Work instructions: The answer is every line of the records that holds the word "this", copied in full.
*** Data ***
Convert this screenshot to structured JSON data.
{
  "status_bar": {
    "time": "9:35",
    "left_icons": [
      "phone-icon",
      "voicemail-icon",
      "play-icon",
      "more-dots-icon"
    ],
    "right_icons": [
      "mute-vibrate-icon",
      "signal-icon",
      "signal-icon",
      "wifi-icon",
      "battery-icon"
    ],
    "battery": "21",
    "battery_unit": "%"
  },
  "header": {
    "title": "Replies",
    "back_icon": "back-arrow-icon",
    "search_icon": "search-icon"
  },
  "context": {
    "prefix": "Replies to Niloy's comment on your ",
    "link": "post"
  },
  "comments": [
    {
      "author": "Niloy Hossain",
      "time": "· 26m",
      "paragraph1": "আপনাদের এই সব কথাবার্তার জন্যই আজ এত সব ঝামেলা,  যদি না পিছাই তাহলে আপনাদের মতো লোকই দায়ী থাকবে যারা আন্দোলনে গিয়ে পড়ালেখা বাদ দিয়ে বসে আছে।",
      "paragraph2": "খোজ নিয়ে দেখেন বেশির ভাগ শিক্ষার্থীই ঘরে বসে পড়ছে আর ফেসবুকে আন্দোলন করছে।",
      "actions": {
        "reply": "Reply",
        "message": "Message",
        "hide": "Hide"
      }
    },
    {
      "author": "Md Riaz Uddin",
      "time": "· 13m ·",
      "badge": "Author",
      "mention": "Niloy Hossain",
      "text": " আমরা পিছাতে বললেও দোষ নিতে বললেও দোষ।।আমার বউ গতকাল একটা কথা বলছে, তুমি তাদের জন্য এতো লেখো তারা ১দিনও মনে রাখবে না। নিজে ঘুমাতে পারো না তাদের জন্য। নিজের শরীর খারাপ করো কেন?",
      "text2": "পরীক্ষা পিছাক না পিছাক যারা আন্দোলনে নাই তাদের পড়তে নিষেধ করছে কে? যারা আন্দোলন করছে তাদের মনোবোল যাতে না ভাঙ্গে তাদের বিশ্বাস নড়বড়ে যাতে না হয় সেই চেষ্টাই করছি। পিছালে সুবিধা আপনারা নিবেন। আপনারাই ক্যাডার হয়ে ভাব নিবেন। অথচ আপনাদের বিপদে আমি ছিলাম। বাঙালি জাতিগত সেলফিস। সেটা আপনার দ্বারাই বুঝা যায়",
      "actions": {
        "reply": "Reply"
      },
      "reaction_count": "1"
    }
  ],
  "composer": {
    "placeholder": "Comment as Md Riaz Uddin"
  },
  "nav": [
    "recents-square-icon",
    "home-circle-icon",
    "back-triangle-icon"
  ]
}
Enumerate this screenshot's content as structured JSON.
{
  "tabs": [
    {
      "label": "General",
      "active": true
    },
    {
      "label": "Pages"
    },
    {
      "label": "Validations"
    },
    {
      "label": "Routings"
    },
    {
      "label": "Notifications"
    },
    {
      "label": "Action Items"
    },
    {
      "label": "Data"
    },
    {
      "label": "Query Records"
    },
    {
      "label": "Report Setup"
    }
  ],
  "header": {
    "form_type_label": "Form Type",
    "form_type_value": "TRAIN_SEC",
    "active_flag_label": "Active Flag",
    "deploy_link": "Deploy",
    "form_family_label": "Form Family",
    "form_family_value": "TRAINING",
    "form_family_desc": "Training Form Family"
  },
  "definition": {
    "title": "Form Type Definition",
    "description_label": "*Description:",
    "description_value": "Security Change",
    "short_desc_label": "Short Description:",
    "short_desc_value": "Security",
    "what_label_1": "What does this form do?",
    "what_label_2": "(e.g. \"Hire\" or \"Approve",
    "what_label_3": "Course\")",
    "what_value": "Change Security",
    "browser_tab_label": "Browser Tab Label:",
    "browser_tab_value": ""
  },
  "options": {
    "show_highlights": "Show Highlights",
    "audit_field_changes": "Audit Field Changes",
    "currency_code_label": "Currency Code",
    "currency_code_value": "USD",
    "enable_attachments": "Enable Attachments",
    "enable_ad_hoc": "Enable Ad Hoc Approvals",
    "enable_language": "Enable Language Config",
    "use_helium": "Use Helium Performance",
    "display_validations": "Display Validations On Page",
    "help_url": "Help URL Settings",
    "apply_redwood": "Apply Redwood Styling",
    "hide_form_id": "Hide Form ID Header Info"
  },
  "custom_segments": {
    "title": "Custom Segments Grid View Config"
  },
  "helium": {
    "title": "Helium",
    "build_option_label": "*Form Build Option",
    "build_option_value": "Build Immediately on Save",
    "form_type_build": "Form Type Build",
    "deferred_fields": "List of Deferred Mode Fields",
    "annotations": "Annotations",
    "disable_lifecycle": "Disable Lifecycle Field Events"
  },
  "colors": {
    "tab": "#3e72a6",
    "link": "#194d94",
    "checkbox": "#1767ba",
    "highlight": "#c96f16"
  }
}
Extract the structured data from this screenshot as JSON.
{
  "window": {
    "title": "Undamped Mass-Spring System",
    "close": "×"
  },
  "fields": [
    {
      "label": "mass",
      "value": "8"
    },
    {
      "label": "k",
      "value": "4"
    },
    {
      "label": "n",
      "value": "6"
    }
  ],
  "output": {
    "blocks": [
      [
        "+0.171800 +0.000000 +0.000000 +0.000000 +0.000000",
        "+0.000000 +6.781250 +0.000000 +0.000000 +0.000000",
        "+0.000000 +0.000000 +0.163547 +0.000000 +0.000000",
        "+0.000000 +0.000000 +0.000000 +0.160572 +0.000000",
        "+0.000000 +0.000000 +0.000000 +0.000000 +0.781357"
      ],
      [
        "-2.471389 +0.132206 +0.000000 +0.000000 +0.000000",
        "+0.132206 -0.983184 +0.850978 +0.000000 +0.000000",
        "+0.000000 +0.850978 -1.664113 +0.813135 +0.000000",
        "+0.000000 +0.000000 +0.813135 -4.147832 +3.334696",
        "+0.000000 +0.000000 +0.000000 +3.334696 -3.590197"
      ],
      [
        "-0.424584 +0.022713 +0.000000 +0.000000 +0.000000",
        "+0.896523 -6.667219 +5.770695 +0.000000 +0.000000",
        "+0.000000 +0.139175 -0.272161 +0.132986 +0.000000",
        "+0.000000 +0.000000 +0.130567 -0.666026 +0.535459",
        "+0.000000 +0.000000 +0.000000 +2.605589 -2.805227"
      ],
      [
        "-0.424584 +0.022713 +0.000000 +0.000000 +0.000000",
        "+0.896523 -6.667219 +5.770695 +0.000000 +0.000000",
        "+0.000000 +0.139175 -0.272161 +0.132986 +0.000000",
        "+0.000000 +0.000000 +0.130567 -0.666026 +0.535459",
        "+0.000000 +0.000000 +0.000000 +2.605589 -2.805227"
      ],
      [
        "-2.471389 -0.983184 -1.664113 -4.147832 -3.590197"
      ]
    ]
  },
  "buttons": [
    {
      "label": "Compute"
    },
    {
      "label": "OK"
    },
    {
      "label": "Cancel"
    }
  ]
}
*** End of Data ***
Finished exercise:
Convert this screenshot to structured JSON data.
Enumerate this screenshot's content as structured JSON.
    "what_label_1": "What does this form do?",
Extract the structured data from this screenshot as JSON.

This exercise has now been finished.